The distance from your house to the grocery must be the same as the distance back, but 20th-century mathematicians speculated about circumstances where this might not be the case.
But non-commutative logic isn’t really that exotic or abstract.
- Imagine you’re hiring. You could hire someone from the private sector, charity sector, or public sector. It’s easier for v managers to cross over into b | c than for c | b managers to cross over into v.
So private is close to public, but not the other way around. Or rather, v is closer to b than b is to v. δ| v, b | < δ| b, v | . (same for δ| v, c |)
- Perhaps something similar is true of management consulting, or i-banking? Such is the belief, at least, of recent Ivy grads who don’t know what to do but want to “keep their options open”.
This might be more of a statement about average distance to other industries ∑ᵢ δ| consulting, xᵢ | being low, rather than a comparison between δ| consulting, x | and δ| x, consulting | . Can you cross over from energy consulting to actual energy companies just as easily as the reverse?
- Imagine you’re want a marketing consultant. Maybe some “verticals” are more respected than others? So that a firm from vertical 1 could cross over into vertical 2 but not vice versa.

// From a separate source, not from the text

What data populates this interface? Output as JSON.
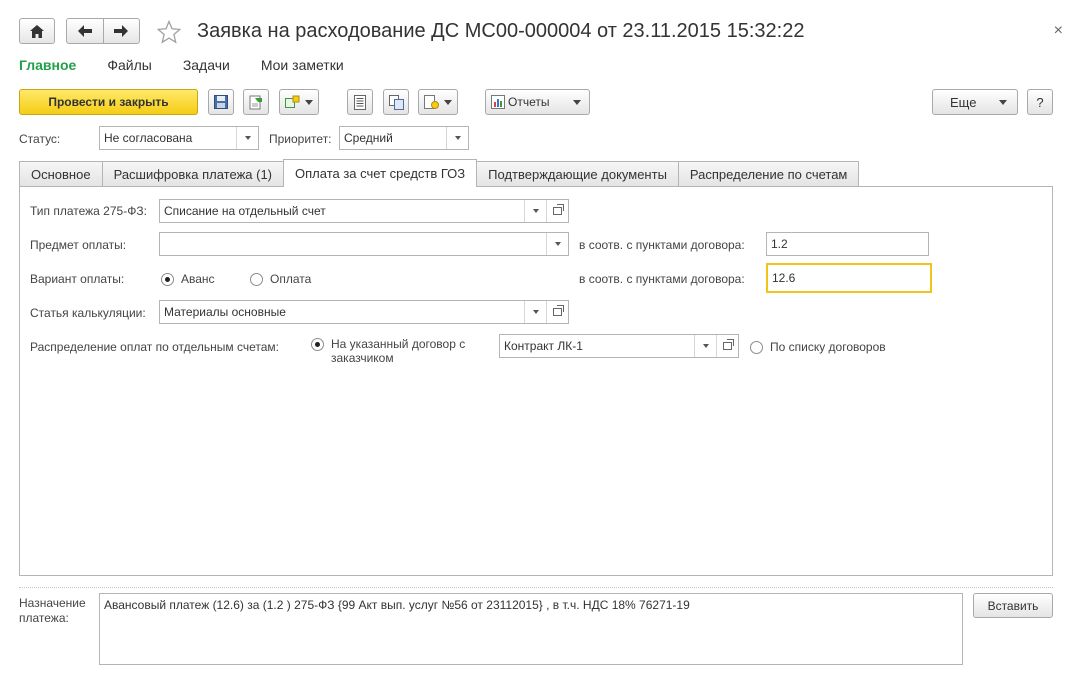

- Is it easier for sprinters to cross over into distance running, or vice versa? I think distance runners have a more difficult time getting fast. If it’s easier for one type to cross over, then δ| sprinter, longdist | ≠ δ| longdist, sprinter |.
- It’s easier to roll things downhill than uphill. So the energy distance δ | top, bottom | < δ | bottom, top |.
- It’s usually cheaper to ship one direction than the other. Protip: if you’re shipping PACA (donated clothes) from the USA to Central America, crate your donation on a Chiquita vessel returning to point of export.